- Assignment: Below are the records; collect from them each line containing the string "desc".

[Dataset extract Boundary: Start]

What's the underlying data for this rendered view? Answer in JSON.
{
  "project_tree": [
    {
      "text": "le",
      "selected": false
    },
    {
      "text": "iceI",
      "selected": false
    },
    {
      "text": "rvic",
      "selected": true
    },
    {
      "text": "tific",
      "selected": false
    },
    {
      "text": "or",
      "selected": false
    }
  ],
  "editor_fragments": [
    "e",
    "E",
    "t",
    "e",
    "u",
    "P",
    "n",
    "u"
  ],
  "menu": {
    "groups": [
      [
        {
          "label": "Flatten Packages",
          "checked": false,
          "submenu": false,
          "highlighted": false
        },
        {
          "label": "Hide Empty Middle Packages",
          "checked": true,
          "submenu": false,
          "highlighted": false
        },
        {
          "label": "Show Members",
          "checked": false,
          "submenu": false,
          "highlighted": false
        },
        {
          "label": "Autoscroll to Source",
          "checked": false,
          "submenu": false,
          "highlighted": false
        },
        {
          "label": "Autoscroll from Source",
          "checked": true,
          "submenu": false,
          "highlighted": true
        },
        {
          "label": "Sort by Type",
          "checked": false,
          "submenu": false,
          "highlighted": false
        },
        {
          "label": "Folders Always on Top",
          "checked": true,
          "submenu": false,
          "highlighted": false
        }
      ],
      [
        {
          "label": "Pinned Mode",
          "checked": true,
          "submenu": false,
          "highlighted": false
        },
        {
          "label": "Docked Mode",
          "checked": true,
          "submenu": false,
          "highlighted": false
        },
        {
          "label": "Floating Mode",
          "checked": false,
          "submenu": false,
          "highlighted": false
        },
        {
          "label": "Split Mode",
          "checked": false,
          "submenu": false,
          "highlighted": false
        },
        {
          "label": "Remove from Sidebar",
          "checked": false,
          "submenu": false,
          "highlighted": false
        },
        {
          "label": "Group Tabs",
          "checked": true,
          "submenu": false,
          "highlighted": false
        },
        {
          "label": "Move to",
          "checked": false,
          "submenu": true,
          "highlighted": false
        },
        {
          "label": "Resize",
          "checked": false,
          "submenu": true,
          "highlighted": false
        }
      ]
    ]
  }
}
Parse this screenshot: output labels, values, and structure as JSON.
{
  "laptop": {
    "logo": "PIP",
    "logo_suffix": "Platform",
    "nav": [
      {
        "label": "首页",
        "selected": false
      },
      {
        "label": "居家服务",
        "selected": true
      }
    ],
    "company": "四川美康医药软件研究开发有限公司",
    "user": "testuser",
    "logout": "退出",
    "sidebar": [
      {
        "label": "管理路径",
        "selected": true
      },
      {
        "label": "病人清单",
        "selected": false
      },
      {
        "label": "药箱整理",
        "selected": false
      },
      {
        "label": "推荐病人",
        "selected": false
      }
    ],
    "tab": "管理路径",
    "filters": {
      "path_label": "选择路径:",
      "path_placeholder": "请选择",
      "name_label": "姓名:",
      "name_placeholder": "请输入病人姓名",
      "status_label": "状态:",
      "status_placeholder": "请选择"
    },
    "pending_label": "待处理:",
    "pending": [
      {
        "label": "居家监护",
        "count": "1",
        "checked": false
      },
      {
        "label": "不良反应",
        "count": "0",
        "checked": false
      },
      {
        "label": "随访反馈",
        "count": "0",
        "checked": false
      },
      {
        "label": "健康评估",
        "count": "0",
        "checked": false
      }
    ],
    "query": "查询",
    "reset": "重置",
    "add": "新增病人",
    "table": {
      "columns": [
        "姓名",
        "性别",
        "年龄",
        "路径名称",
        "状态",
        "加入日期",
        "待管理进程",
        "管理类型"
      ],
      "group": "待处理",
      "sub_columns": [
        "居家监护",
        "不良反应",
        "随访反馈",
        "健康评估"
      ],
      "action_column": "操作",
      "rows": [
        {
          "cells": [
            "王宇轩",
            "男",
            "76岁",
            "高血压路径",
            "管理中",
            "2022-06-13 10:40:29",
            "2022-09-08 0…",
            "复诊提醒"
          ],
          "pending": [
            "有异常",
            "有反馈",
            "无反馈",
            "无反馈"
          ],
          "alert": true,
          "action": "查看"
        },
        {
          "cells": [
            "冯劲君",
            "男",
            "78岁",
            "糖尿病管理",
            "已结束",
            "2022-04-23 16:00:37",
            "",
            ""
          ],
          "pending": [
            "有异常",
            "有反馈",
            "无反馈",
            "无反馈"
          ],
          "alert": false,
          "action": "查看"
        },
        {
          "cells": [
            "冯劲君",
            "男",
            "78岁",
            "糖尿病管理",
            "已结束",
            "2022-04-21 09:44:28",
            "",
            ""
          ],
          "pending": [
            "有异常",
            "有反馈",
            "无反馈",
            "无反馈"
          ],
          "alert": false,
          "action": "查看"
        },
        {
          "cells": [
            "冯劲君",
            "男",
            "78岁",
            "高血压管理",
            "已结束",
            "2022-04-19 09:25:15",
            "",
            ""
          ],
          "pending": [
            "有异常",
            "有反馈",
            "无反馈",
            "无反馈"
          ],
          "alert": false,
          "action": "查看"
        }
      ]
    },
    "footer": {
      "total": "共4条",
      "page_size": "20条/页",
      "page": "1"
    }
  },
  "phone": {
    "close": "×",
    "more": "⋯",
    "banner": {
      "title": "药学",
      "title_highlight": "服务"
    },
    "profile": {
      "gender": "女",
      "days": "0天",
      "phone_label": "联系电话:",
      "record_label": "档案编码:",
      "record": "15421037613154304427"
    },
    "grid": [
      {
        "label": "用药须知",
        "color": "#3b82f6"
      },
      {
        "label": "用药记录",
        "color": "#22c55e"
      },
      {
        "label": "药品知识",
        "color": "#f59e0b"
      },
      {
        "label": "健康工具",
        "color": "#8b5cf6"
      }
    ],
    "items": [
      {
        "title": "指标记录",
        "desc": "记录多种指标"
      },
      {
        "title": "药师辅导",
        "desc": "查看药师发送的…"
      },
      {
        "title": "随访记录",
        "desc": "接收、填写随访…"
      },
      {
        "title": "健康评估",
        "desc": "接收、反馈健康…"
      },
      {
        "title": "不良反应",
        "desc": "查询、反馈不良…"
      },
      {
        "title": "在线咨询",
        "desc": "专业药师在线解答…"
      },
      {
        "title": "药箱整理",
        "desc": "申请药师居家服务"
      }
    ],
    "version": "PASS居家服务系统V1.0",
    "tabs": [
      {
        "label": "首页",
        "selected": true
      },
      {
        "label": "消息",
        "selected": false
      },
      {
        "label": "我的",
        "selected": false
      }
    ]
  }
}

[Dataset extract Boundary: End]

- Task result:
        "desc": "记录多种指标"
        "desc": "查看药师发送的…"
        "desc": "接收、填写随访…"
        "desc": "接收、反馈健康…"
        "desc": "查询、反馈不良…"
        "desc": "专业药师在线解答…"
        "desc": "申请药师居家服务"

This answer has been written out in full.